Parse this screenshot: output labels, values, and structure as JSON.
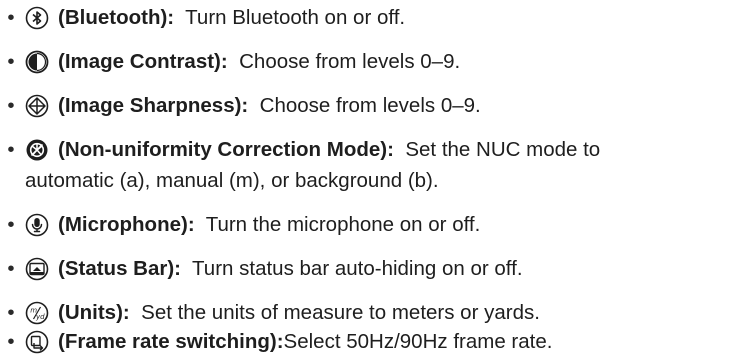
{
  "items": [
    {
      "icon": "bluetooth-icon",
      "label": "(Bluetooth):",
      "desc": "Turn Bluetooth on or off."
    },
    {
      "icon": "contrast-icon",
      "label": "(Image Contrast):",
      "desc": "Choose from levels 0–9."
    },
    {
      "icon": "sharpness-icon",
      "label": "(Image Sharpness):",
      "desc": "Choose from levels 0–9."
    },
    {
      "icon": "nuc-mode-icon",
      "label": "(Non-uniformity Correction Mode):",
      "desc": "Set the NUC mode to",
      "desc2": "automatic (a), manual (m), or background (b)."
    },
    {
      "icon": "microphone-icon",
      "label": "(Microphone):",
      "desc": "Turn the microphone on or off."
    },
    {
      "icon": "status-bar-icon",
      "label": "(Status Bar):",
      "desc": "Turn status bar auto-hiding on or off."
    },
    {
      "icon": "units-icon",
      "label": "(Units):",
      "desc": "Set the units of measure to meters or yards."
    },
    {
      "icon": "frame-rate-icon",
      "label": "(Frame rate switching):",
      "desc": "Select 50Hz/90Hz frame rate."
    }
  ],
  "bullet": "•"
}
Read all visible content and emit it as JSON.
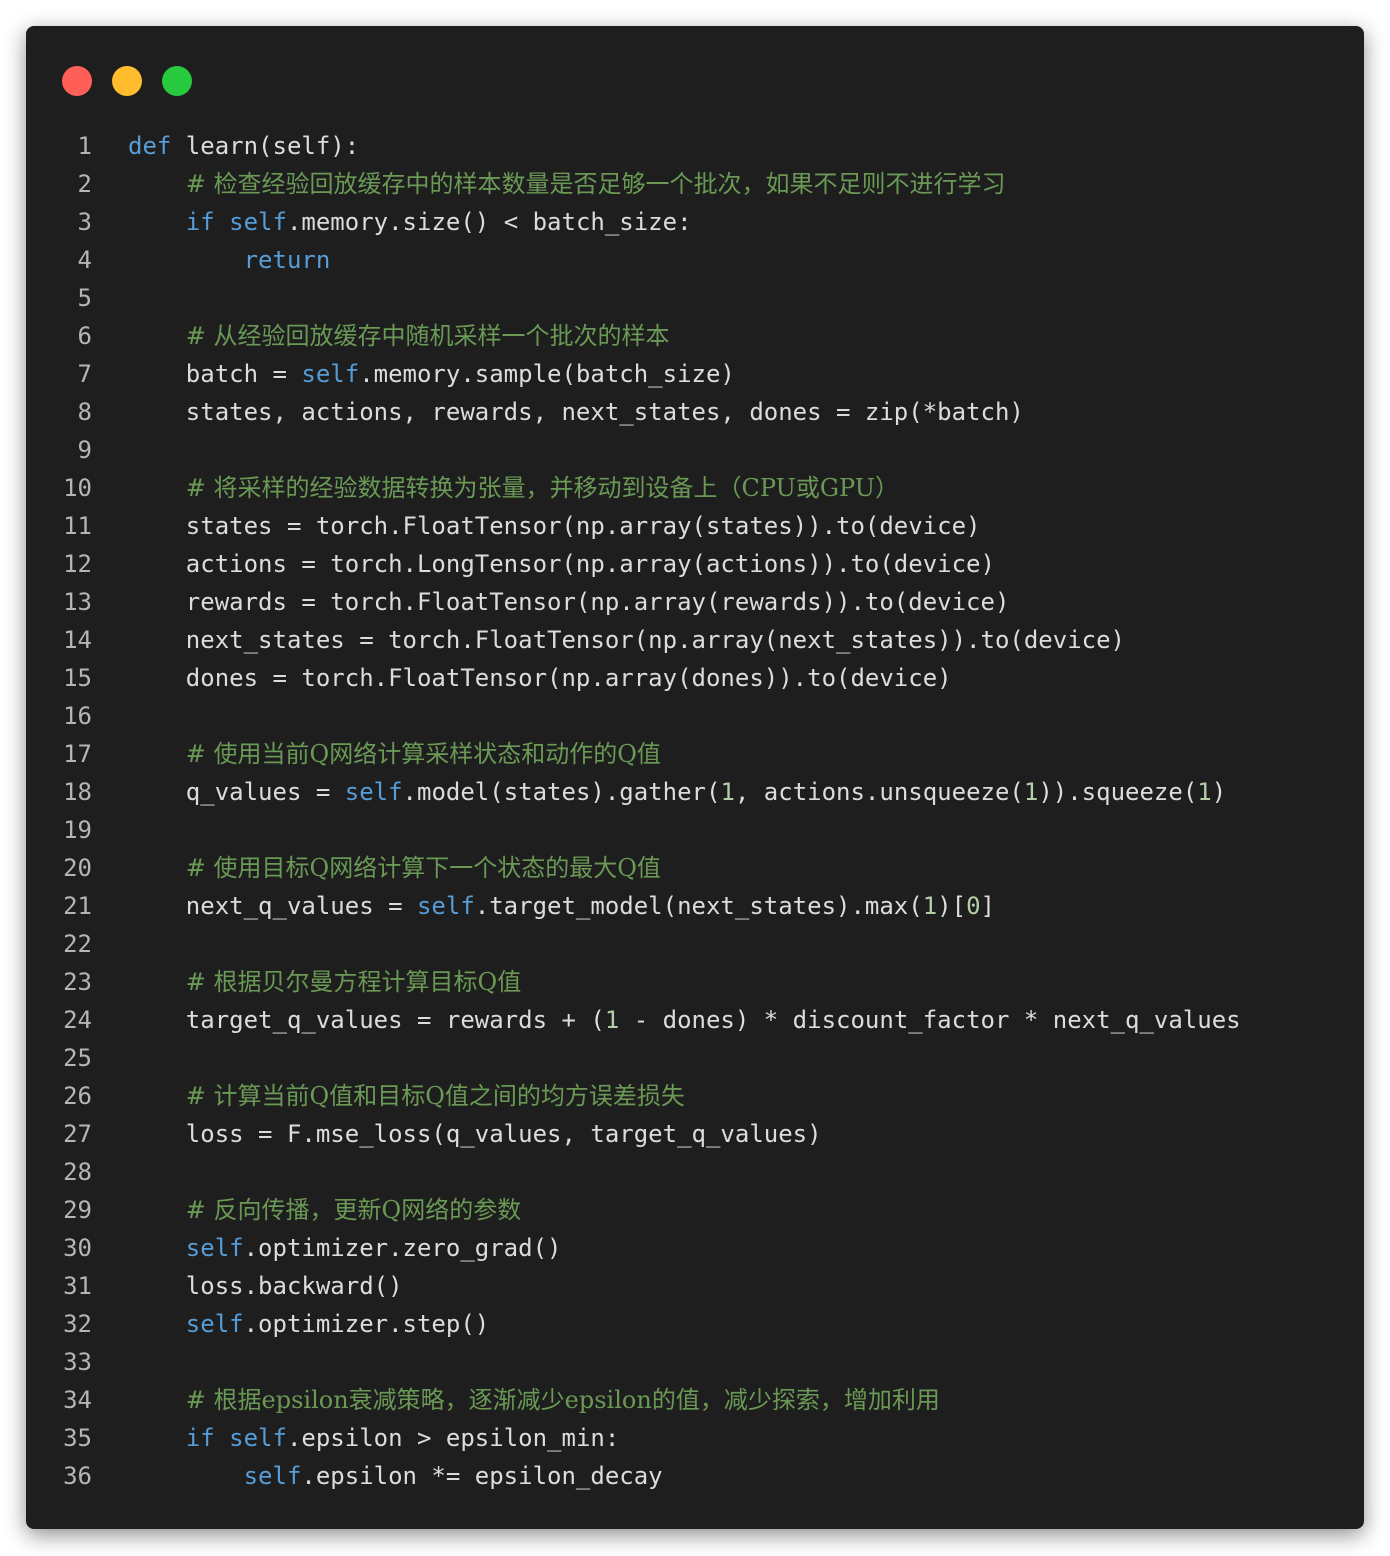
{
  "window": {
    "controls": [
      "close",
      "minimize",
      "maximize"
    ],
    "colors": {
      "background": "#1e1e1e",
      "close": "#ff5f56",
      "minimize": "#ffbd2e",
      "maximize": "#27c93f",
      "keyword": "#569cd6",
      "comment": "#6a9955",
      "number": "#b5cea8",
      "text": "#dcdcdc",
      "line_number": "#b5b5b5"
    }
  },
  "code": {
    "language": "python",
    "lines": [
      {
        "n": "1",
        "tokens": [
          {
            "t": "kw",
            "v": "def"
          },
          {
            "t": "pl",
            "v": " learn(self):"
          }
        ]
      },
      {
        "n": "2",
        "tokens": [
          {
            "t": "pl",
            "v": "    "
          },
          {
            "t": "cm",
            "v": "# 检查经验回放缓存中的样本数量是否足够一个批次，如果不足则不进行学习"
          }
        ]
      },
      {
        "n": "3",
        "tokens": [
          {
            "t": "pl",
            "v": "    "
          },
          {
            "t": "kw",
            "v": "if"
          },
          {
            "t": "pl",
            "v": " "
          },
          {
            "t": "self",
            "v": "self"
          },
          {
            "t": "pl",
            "v": ".memory.size() < batch_size:"
          }
        ]
      },
      {
        "n": "4",
        "tokens": [
          {
            "t": "pl",
            "v": "        "
          },
          {
            "t": "kw",
            "v": "return"
          }
        ]
      },
      {
        "n": "5",
        "tokens": []
      },
      {
        "n": "6",
        "tokens": [
          {
            "t": "pl",
            "v": "    "
          },
          {
            "t": "cm",
            "v": "# 从经验回放缓存中随机采样一个批次的样本"
          }
        ]
      },
      {
        "n": "7",
        "tokens": [
          {
            "t": "pl",
            "v": "    batch = "
          },
          {
            "t": "self",
            "v": "self"
          },
          {
            "t": "pl",
            "v": ".memory.sample(batch_size)"
          }
        ]
      },
      {
        "n": "8",
        "tokens": [
          {
            "t": "pl",
            "v": "    states, actions, rewards, next_states, dones = zip(*batch)"
          }
        ]
      },
      {
        "n": "9",
        "tokens": []
      },
      {
        "n": "10",
        "tokens": [
          {
            "t": "pl",
            "v": "    "
          },
          {
            "t": "cm",
            "v": "# 将采样的经验数据转换为张量，并移动到设备上（CPU或GPU）"
          }
        ]
      },
      {
        "n": "11",
        "tokens": [
          {
            "t": "pl",
            "v": "    states = torch.FloatTensor(np.array(states)).to(device)"
          }
        ]
      },
      {
        "n": "12",
        "tokens": [
          {
            "t": "pl",
            "v": "    actions = torch.LongTensor(np.array(actions)).to(device)"
          }
        ]
      },
      {
        "n": "13",
        "tokens": [
          {
            "t": "pl",
            "v": "    rewards = torch.FloatTensor(np.array(rewards)).to(device)"
          }
        ]
      },
      {
        "n": "14",
        "tokens": [
          {
            "t": "pl",
            "v": "    next_states = torch.FloatTensor(np.array(next_states)).to(device)"
          }
        ]
      },
      {
        "n": "15",
        "tokens": [
          {
            "t": "pl",
            "v": "    dones = torch.FloatTensor(np.array(dones)).to(device)"
          }
        ]
      },
      {
        "n": "16",
        "tokens": []
      },
      {
        "n": "17",
        "tokens": [
          {
            "t": "pl",
            "v": "    "
          },
          {
            "t": "cm",
            "v": "# 使用当前Q网络计算采样状态和动作的Q值"
          }
        ]
      },
      {
        "n": "18",
        "tokens": [
          {
            "t": "pl",
            "v": "    q_values = "
          },
          {
            "t": "self",
            "v": "self"
          },
          {
            "t": "pl",
            "v": ".model(states).gather("
          },
          {
            "t": "num",
            "v": "1"
          },
          {
            "t": "pl",
            "v": ", actions.unsqueeze("
          },
          {
            "t": "num",
            "v": "1"
          },
          {
            "t": "pl",
            "v": ")).squeeze("
          },
          {
            "t": "num",
            "v": "1"
          },
          {
            "t": "pl",
            "v": ")"
          }
        ]
      },
      {
        "n": "19",
        "tokens": []
      },
      {
        "n": "20",
        "tokens": [
          {
            "t": "pl",
            "v": "    "
          },
          {
            "t": "cm",
            "v": "# 使用目标Q网络计算下一个状态的最大Q值"
          }
        ]
      },
      {
        "n": "21",
        "tokens": [
          {
            "t": "pl",
            "v": "    next_q_values = "
          },
          {
            "t": "self",
            "v": "self"
          },
          {
            "t": "pl",
            "v": ".target_model(next_states).max("
          },
          {
            "t": "num",
            "v": "1"
          },
          {
            "t": "pl",
            "v": ")["
          },
          {
            "t": "num",
            "v": "0"
          },
          {
            "t": "pl",
            "v": "]"
          }
        ]
      },
      {
        "n": "22",
        "tokens": []
      },
      {
        "n": "23",
        "tokens": [
          {
            "t": "pl",
            "v": "    "
          },
          {
            "t": "cm",
            "v": "# 根据贝尔曼方程计算目标Q值"
          }
        ]
      },
      {
        "n": "24",
        "tokens": [
          {
            "t": "pl",
            "v": "    target_q_values = rewards + ("
          },
          {
            "t": "num",
            "v": "1"
          },
          {
            "t": "pl",
            "v": " - dones) * discount_factor * next_q_values"
          }
        ]
      },
      {
        "n": "25",
        "tokens": []
      },
      {
        "n": "26",
        "tokens": [
          {
            "t": "pl",
            "v": "    "
          },
          {
            "t": "cm",
            "v": "# 计算当前Q值和目标Q值之间的均方误差损失"
          }
        ]
      },
      {
        "n": "27",
        "tokens": [
          {
            "t": "pl",
            "v": "    loss = F.mse_loss(q_values, target_q_values)"
          }
        ]
      },
      {
        "n": "28",
        "tokens": []
      },
      {
        "n": "29",
        "tokens": [
          {
            "t": "pl",
            "v": "    "
          },
          {
            "t": "cm",
            "v": "# 反向传播，更新Q网络的参数"
          }
        ]
      },
      {
        "n": "30",
        "tokens": [
          {
            "t": "pl",
            "v": "    "
          },
          {
            "t": "self",
            "v": "self"
          },
          {
            "t": "pl",
            "v": ".optimizer.zero_grad()"
          }
        ]
      },
      {
        "n": "31",
        "tokens": [
          {
            "t": "pl",
            "v": "    loss.backward()"
          }
        ]
      },
      {
        "n": "32",
        "tokens": [
          {
            "t": "pl",
            "v": "    "
          },
          {
            "t": "self",
            "v": "self"
          },
          {
            "t": "pl",
            "v": ".optimizer.step()"
          }
        ]
      },
      {
        "n": "33",
        "tokens": []
      },
      {
        "n": "34",
        "tokens": [
          {
            "t": "pl",
            "v": "    "
          },
          {
            "t": "cm",
            "v": "# 根据epsilon衰减策略，逐渐减少epsilon的值，减少探索，增加利用"
          }
        ]
      },
      {
        "n": "35",
        "tokens": [
          {
            "t": "pl",
            "v": "    "
          },
          {
            "t": "kw",
            "v": "if"
          },
          {
            "t": "pl",
            "v": " "
          },
          {
            "t": "self",
            "v": "self"
          },
          {
            "t": "pl",
            "v": ".epsilon > epsilon_min:"
          }
        ]
      },
      {
        "n": "36",
        "tokens": [
          {
            "t": "pl",
            "v": "        "
          },
          {
            "t": "self",
            "v": "self"
          },
          {
            "t": "pl",
            "v": ".epsilon *= epsilon_decay"
          }
        ]
      }
    ]
  }
}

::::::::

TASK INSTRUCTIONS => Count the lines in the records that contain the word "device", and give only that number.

REPLY TO THE TASK => 5